Herbert and Florence Irving Director,
Herbert and Florence Irving Institute for Cancer Dynamics
Meet Our Associate Members
In this monthly newsletter, we will regularly feature
the many talented members of our Institute.

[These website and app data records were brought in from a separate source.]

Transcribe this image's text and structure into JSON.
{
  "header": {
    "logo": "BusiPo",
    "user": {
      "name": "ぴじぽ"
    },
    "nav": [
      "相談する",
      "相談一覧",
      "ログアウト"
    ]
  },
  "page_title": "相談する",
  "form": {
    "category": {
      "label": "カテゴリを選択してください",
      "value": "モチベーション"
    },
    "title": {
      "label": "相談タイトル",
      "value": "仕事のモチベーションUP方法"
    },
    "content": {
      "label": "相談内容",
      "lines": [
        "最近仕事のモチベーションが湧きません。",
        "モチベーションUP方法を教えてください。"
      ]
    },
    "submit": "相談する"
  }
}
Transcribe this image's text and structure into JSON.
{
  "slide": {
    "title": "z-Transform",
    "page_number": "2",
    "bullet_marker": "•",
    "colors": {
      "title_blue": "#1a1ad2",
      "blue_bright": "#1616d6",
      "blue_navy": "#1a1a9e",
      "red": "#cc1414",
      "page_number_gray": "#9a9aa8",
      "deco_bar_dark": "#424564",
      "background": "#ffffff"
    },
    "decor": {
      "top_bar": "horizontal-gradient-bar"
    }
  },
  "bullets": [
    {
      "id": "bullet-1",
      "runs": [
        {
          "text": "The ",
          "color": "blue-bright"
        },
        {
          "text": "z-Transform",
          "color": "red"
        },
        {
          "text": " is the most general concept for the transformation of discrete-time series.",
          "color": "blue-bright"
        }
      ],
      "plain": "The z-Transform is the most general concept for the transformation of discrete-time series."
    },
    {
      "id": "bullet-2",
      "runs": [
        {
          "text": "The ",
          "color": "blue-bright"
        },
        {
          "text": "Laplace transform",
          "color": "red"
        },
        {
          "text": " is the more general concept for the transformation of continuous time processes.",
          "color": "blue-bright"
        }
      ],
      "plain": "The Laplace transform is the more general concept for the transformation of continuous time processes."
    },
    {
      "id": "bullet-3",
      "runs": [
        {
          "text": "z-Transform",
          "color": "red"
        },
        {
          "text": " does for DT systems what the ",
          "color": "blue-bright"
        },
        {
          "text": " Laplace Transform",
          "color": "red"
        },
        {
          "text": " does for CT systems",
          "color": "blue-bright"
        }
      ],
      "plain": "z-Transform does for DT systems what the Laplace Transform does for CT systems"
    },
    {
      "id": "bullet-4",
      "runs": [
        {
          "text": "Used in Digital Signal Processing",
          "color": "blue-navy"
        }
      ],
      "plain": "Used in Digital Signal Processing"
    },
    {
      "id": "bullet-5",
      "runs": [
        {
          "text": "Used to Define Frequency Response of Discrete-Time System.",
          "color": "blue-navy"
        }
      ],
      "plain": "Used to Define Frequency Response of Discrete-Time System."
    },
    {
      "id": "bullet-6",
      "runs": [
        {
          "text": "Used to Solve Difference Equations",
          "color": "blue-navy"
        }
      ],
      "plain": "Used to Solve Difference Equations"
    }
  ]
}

Chin Hur is a physician-scientist and a Professor of Medicine and Epidemiology at Columbia University and Director of the Healthcare Innovations Research and Evaluation (HIRE) group. He is a recognized expert in cancer screening and prevention for gastrointestinal cancers and is a member of a National Cancer Institute consortium of researchers that works towards improving cancer management. The overarching goal of his research as a physician-investigator is to improve both clinical cancer care and cancer control on a population level. An illustrative research project is developing a multi-scale simulation model of esophageal cancer that can be used to assess current and emerging endoscopic screening protocols to improve early detection of treatable disease.
David Blei joined Columbia in Fall 2014 as a Professor of Computer Science and Statistics. He studies probabilistic machine learning and Bayesian statistics, including theory, algorithms, and application. Among his recent interests is the theory of causal inference, particularly in medical applications. He is co-mentoring Dr Mingxhang Yin, a postdoc supported by the DSI and the IICD.
Announcing Two Mini-Series this Fall
on Probabilistic Modeling in Biology
The Irving Institute for Cancer Dynamics and the Probability and Society Initiative will be jointly organizing two mini-series on the topic of "Probabilistic modeling in biology" this fall. Lectures will be given on zoom and open to all who wish to participate and learn about how cutting edge probabilistic methods are being applied to address questions in biology and epidemiology.
FIRST SERIES OF LECTURES 11am-12noon
October 9, 16, 23
Amaury Lambert, professor at Sorbonne Université, Paris. Lambert's research centers on evolutionary biology (including phylogenetics, macro-evolution, speciation, population genetics, molecular evolution, somatic evolution) and stochastic processes (including branching processes, coalescent theory, excursion theory, Lévy processes, measure-valued processes).
SECOND SERIES OF LECTURES 11am-12noon
November 6, 13, 20
Alison Etheridge, professor at Oxford. Etheridge's research focuses on population genetics, mathematical ecology, infinite dimensional stochastic analysis and superprocesses such as branching diffusions.
The titles and abstracts for these lectures will be available a few weeks before they commence on the IICD website.